|US8273791||Dec 10, 2008||Sep 25, 2012||Jr Chem, Llc||Compositions, kits and regimens for the treatment of skin, especially décolletage|
|US8505730||Aug 23, 2012||Aug 13, 2013||Jr Chem, Llc||Compositions, kits and regimens for the treatment of skin, especially décolletage|
|US8952057||Jun 16, 2011||Feb 10, 2015||Jr Chem, Llc||Compositions for anorectal use and methods for treating anorectal disorders|

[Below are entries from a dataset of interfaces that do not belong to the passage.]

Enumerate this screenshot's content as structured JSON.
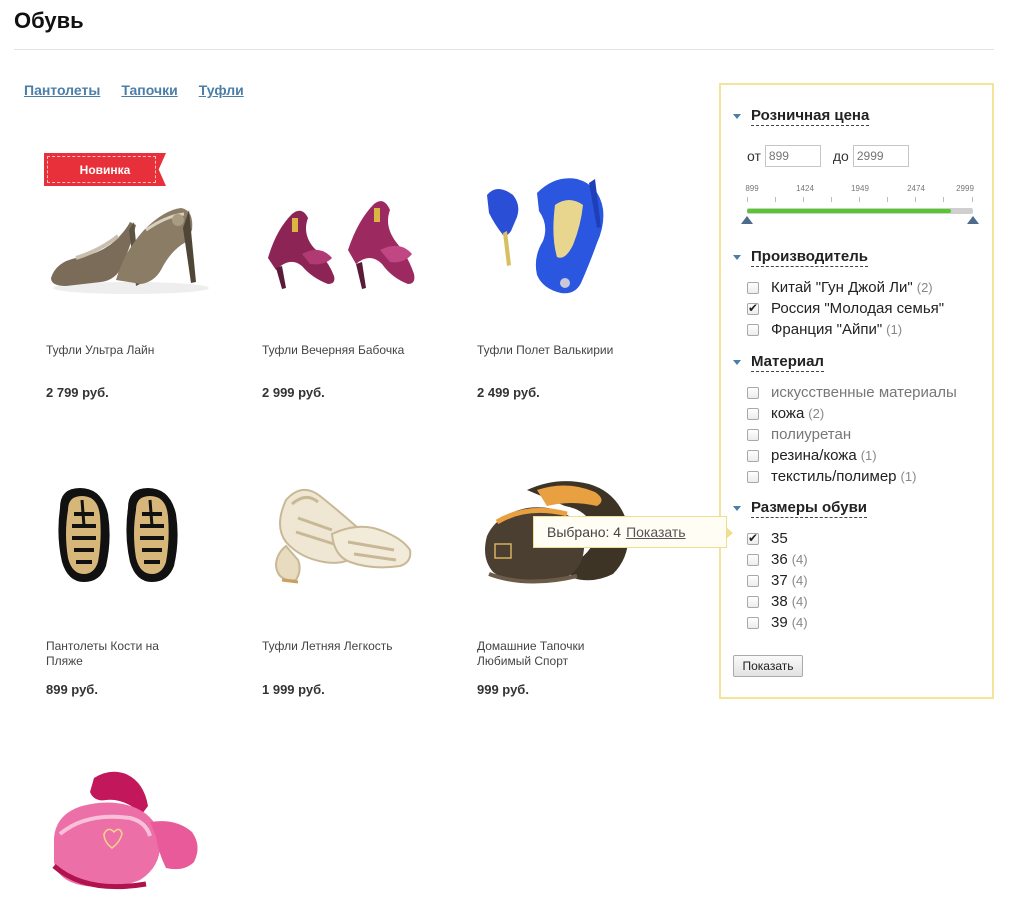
{
  "page": {
    "title": "Обувь"
  },
  "subcategories": [
    "Пантолеты",
    "Тапочки",
    "Туфли"
  ],
  "badge": {
    "label": "Новинка"
  },
  "products": [
    {
      "name": "Туфли Ультра Лайн",
      "price": "2 799 руб.",
      "image": "pumps-bronze"
    },
    {
      "name": "Туфли Вечерняя Бабочка",
      "price": "2 999 руб.",
      "image": "slingback-purple"
    },
    {
      "name": "Туфли Полет Валькирии",
      "price": "2 499 руб.",
      "image": "sandal-blue"
    },
    {
      "name": "Пантолеты Кости на Пляже",
      "price": "899 руб.",
      "image": "flipflops-bones"
    },
    {
      "name": "Туфли Летняя Легкость",
      "price": "1 999 руб.",
      "image": "sandals-white"
    },
    {
      "name": "Домашние Тапочки Любимый Спорт",
      "price": "999 руб.",
      "image": "slippers-brown"
    },
    {
      "name": "",
      "price": "",
      "image": "slippers-pink"
    }
  ],
  "filter": {
    "price": {
      "title": "Розничная цена",
      "from_label": "от",
      "to_label": "до",
      "from_placeholder": "899",
      "to_placeholder": "2999",
      "ticks": [
        "899",
        "1424",
        "1949",
        "2474",
        "2999"
      ],
      "range_min": 899,
      "range_max": 2999,
      "selected_min": 899,
      "selected_max": 2999
    },
    "manufacturer": {
      "title": "Производитель",
      "options": [
        {
          "label": "Китай \"Гун Джой Ли\"",
          "count": "(2)",
          "checked": false
        },
        {
          "label": "Россия \"Молодая семья\"",
          "count": "",
          "checked": true
        },
        {
          "label": "Франция \"Айпи\"",
          "count": "(1)",
          "checked": false
        }
      ]
    },
    "material": {
      "title": "Материал",
      "options": [
        {
          "label": "искусственные материалы",
          "count": "",
          "checked": false,
          "dim": true
        },
        {
          "label": "кожа",
          "count": "(2)",
          "checked": false,
          "dim": false
        },
        {
          "label": "полиуретан",
          "count": "",
          "checked": false,
          "dim": true
        },
        {
          "label": "резина/кожа",
          "count": "(1)",
          "checked": false,
          "dim": false
        },
        {
          "label": "текстиль/полимер",
          "count": "(1)",
          "checked": false,
          "dim": false
        }
      ]
    },
    "sizes": {
      "title": "Размеры обуви",
      "options": [
        {
          "label": "35",
          "count": "",
          "checked": true
        },
        {
          "label": "36",
          "count": "(4)",
          "checked": false
        },
        {
          "label": "37",
          "count": "(4)",
          "checked": false
        },
        {
          "label": "38",
          "count": "(4)",
          "checked": false
        },
        {
          "label": "39",
          "count": "(4)",
          "checked": false
        }
      ]
    },
    "tooltip": {
      "text": "Выбрано: 4",
      "link": "Показать"
    },
    "submit_label": "Показать"
  },
  "colors": {
    "link": "#4a7ea8",
    "badge": "#e8303a",
    "filter_border": "#f5e39a",
    "slider_fill": "#53c82f"
  }
}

|US9427397||Feb 8, 2012||Aug 30, 2016||Obagi Medical Products, Inc.||Rosacea treatments and kits for performing them|
|US9649269 *||Mar 7, 2016||May 16, 2017||Sigea S.R.L.||Use of glycosaminoglycan lipoate esters in the trichology field|
|US20060292109 *||Jun 21, 2006||Dec 28, 2006||Bristol-Myers Squibb Company||Enzyme inhibiting sprayable compositions|
|U.S. Classification||424/401, 514/786, 514/865, 424/78.05, 424/642, 424/59, 514/458, 424/78.03, 424/400|
|International Classification||A61K8/27, A61K8/81, A61Q17/00, A61K8/891, A61K8/92|
|Cooperative Classification||Y10S514/865, A61K8/27, A61K2800/75, A61Q17/00, A61K8/922, A61K2800/782, A61K8/891, A61K8/92, A61K8/8182|
|European Classification||A61K8/92, A61K8/81R4, A61K8/92C, A61K8/891, A61Q17/00, A61K8/27|
|Aug 8, 2002||AS||Assignment|
Owner name: KIMBERLY-CLARK WORLWIDE, INC., WISCONSIN
Free format text: ASSIGNMENT OF ASSIGNORS INTEREST;ASSIGNOR:BROOKS, JOANN;REEL/FRAME:013190/0645
Effective date: 20020807
|Mar 2, 2009||REMI||Maintenance fee reminder mailed|
|Aug 23, 2009||LAPS||Lapse for failure to pay maintenance fees|
|Oct 13, 2009||FP||Expired due to failure to pay maintenance fee|
Effective date: 20090823